A simple stroll on Rivington, somewhere after Morgenstern’s but right before Bowery, lead me to these bright neon words. They caught my eyes quick enough to pull out my phone and take a photo. I was unsatisfied with the quality of the photo, but both my stride and ego were too strong to turn around. I don’t know the artist or the purpose – and it vanished as quickly as I saw it – but like a gong banging against my brain, the phrase relentlessly rings in my mind.
“My Future is Present”
If today is the youngest I’ll ever be and oldest I’ve ever been, I’m living at the junction of both past and future. Some would call that the present, but I’ve always struggled to live in that place. Being present and mindful has only successfully shown itself to me in my sporadic yoga attendance.
I’ve always lived in the future. Dreaming makes you do stuff like that. As a child I dreamt of the life I would live, and the places I would go. I drew plans of my future houses, I designed the cities I wanted to live in, and I went to architecture school to fulfill my dreams of building a better life for myself and others.
I still believe in dreaming, I believe in dreaming too much and setting unrealistic goals for myself and achieving them. But sometimes, your dreams get suppressed. I distinctly remember a pity call I made complaining to my mom about being unsatisfied with the trajectory of my life to which she responded, “you’ve gotten everything you’ve ever wanted in life.”
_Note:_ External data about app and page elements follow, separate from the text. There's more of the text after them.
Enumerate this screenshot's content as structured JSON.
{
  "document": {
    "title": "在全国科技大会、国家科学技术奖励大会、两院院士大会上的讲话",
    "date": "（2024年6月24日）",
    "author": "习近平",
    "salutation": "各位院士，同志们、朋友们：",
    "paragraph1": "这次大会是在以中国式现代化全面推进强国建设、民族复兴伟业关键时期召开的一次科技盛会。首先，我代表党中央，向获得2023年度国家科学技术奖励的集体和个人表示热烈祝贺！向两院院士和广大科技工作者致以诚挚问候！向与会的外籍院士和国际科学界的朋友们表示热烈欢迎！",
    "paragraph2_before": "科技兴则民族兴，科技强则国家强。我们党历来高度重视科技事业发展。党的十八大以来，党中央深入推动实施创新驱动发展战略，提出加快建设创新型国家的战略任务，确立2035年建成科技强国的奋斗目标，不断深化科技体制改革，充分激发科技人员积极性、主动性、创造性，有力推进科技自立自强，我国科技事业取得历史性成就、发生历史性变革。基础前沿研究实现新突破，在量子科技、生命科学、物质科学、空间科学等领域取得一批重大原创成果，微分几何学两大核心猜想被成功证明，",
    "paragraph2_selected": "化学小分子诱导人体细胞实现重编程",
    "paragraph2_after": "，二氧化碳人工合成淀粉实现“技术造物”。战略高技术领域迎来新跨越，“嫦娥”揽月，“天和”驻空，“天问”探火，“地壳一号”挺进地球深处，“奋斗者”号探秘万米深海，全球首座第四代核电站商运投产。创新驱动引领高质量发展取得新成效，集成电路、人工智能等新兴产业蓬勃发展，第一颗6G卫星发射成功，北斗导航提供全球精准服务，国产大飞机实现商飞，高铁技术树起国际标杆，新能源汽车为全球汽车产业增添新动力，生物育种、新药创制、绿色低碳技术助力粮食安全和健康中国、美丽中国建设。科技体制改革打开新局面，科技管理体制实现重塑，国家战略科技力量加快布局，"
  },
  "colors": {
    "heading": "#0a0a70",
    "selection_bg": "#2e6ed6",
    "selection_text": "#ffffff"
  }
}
I didn’t expect that response. I certainly was not a spoiled kid nor was she implying that, she was telling me I’ve gotten everything that I have wanted for myself. I wanted to go abroad, and I studied abroad three times. I wanted to live and work in New York City, and I’d held three different internships in the city. I wanted to study architecture, and at the time of the call, I was in my last year of that degree. My mom was reminding me of my relentless desire to curate the life I wanted to live – to take control of my future. I had done it before, so it was time to stop complaining and do something about it.
I function under one basic principle, set a goal for yourself with no backup plan. If you want something, say that you are going to do it. To ‘want’ gives room to fail. If I am going to do something, I now must do everything in my power to make that my reality. That simple self-talk is the secret to getting everything you want.
I am not here to say that it is easy, nor is it quick. And amid an uncertain future (a cyclical issue in my life) I don’t even feel qualified to be writing these words. Maybe I’m writing them for myself. But I am there with you – whether it’s a vacation you are taking, or a job you are going to have, or an investment you are making – if you say you are going to do it, you’ll do it.
All images provided by Nicole Stankus